By Rabbi Berach Steinfeld
Yosef’s brothers did not recognize Yosef when they stood before him because when he was sold into slavery he had not yet grown a beard. The Sforno asks, “Why didn’t the brothers recognize him when they heard his voice? A person’s voice is a definitive characteristic of a person. We see this proven in the Gemara in Gittin, daf chof gimmel, amud alef that teaches us that a blind man may live with his wife since he can discern her by her voice.
There are a few answers to this question. The first answer could be that Yosef was aware that his brothers would recognize him based on his voice so he was very careful not to speak directly to them. There was always an interpreter with him, so the brothers actually did not hear his voice.
There is another answer that can explain the question. One may recognize another person’s voice only if the person is speaking the language they are familiar with them conversing; not if they are speaking in a different language. This could explain why Yosef used the following terminology when he revealed himself to his brothers. He said, “Your eyes are seeing that my mouth is speaking to you.” Rashi explains that Yosef spoke to them in Lashon HaKodesh. The Ramban questions why would that would be a proof of his identity; there could have been other people in Mitzrayim who spoke Lashon HaKodesh! Now that we understand that a person can recognize another person via their voice if they speak a familiar language, Yosef’s words make sense. He was saying now that you see that I am speaking the same language, you can now recognize my voice.
A third answer could be that Yosef spoke with them in a tough way as the posuk says he spoke “kashos-” in a rough manner, not in his regular soft manner. Because of the rough manner of his speech they were not able to recognize his voice.
A final answer is that the same way the brothers were not able to recognize Yosef because he was sold without a beard and subsequently was a bearded person, in addition there was a voice change from the time he was sold to the time he spent in Mitzrayim. His voice went through a maturation process; therefore they could not recognize it.

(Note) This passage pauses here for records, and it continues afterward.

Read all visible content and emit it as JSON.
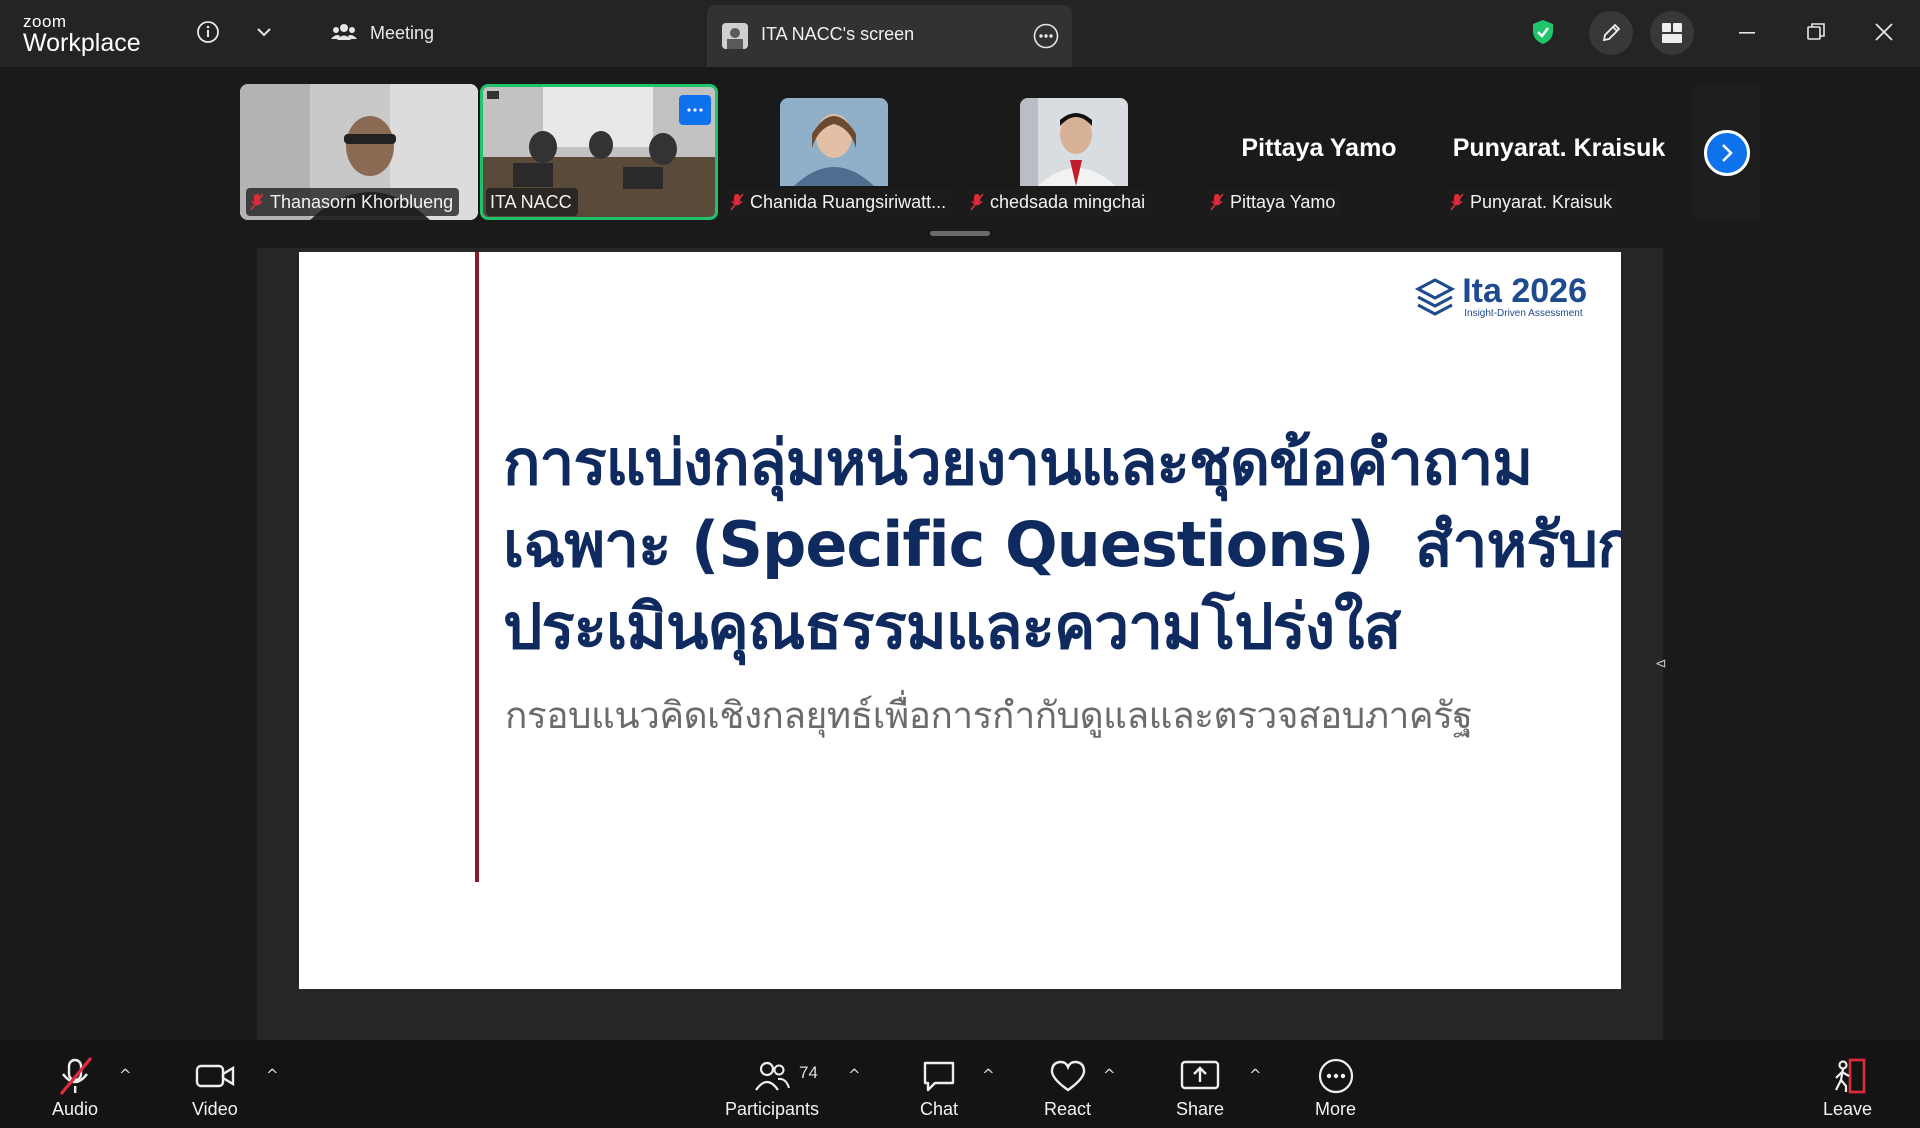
{
  "app": {
    "logo_small": "zoom",
    "logo_big": "Workplace"
  },
  "titlebar": {
    "meeting_label": "Meeting",
    "share_tab_label": "ITA NACC's screen"
  },
  "participants": [
    {
      "name": "Thanasorn Khorblueng",
      "muted": true,
      "video": true
    },
    {
      "name": "ITA NACC",
      "muted": false,
      "video": true,
      "active_speaker": true
    },
    {
      "name": "Chanida Ruangsiriwatt...",
      "muted": true,
      "avatar": true
    },
    {
      "name": "chedsada mingchai",
      "muted": true,
      "avatar": true
    },
    {
      "name": "Pittaya Yamo",
      "display_name": "Pittaya Yamo",
      "muted": true
    },
    {
      "name": "Punyarat. Kraisuk",
      "display_name": "Punyarat. Kraisuk",
      "muted": true
    }
  ],
  "slide": {
    "brand_title": "Ita 2026",
    "brand_sub": "Insight-Driven Assessment",
    "headline_1": "การแบ่งกลุ่มหน่วยงานและชุดข้อคำถาม",
    "headline_2": "เฉพาะ (Specific Questions)  สำหรับการ",
    "headline_3": "ประเมินคุณธรรมและความโปร่งใส",
    "subtitle": "กรอบแนวคิดเชิงกลยุทธ์เพื่อการกำกับดูแลและตรวจสอบภาครัฐ"
  },
  "toolbar": {
    "audio": "Audio",
    "video": "Video",
    "participants": "Participants",
    "participants_count": "74",
    "chat": "Chat",
    "react": "React",
    "share": "Share",
    "more": "More",
    "leave": "Leave"
  },
  "colors": {
    "accent_blue": "#0e72ed",
    "active_green": "#1ec36b",
    "mute_red": "#e02b3c",
    "slide_navy": "#0f2a5f",
    "slide_rule": "#8b1a2b"
  }
}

Please accept my apology for last week’s mistake. The story mentioned took place with the Rashash, not the Maharshal. Thanks to all who emailed and alerted me to the mistake.